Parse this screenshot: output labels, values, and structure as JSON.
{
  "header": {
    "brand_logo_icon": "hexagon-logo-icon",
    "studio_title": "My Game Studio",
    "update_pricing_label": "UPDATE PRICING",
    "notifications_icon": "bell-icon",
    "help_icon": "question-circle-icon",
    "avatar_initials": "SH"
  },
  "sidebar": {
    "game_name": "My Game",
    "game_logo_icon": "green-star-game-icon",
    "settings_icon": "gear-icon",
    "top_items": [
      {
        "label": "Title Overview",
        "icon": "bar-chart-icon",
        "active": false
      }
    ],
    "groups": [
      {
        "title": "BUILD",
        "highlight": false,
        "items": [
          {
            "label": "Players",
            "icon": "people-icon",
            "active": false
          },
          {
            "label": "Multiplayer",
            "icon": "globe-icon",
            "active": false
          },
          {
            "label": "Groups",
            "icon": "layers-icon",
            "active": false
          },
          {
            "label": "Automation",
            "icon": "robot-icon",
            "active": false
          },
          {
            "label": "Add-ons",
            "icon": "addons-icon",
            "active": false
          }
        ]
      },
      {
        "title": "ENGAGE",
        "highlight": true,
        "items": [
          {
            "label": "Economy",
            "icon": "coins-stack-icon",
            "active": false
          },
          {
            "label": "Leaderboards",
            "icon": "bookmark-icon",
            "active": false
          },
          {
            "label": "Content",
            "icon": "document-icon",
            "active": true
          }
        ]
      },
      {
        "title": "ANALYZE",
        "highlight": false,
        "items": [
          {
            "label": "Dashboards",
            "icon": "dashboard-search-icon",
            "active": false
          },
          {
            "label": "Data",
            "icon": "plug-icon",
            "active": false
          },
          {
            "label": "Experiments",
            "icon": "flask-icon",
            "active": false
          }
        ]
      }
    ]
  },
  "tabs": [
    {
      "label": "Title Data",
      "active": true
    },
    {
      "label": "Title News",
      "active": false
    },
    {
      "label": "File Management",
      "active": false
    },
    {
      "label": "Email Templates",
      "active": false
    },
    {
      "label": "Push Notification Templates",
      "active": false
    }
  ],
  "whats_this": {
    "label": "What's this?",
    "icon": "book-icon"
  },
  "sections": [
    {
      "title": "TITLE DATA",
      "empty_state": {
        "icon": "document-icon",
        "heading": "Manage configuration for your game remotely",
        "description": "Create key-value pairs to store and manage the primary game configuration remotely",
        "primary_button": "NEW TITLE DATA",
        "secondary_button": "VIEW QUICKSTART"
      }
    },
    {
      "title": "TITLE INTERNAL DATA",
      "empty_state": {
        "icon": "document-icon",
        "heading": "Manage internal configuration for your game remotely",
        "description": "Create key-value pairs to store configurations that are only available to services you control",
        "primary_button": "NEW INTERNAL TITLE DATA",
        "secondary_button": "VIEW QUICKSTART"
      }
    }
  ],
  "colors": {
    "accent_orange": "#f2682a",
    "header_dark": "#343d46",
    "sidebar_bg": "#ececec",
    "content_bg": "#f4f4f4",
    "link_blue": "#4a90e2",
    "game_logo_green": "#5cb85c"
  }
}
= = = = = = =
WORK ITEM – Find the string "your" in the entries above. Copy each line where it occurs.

EXERCISE RESPONSE –
        "heading": "Manage configuration for your game remotely",
        "heading": "Manage internal configuration for your game remotely",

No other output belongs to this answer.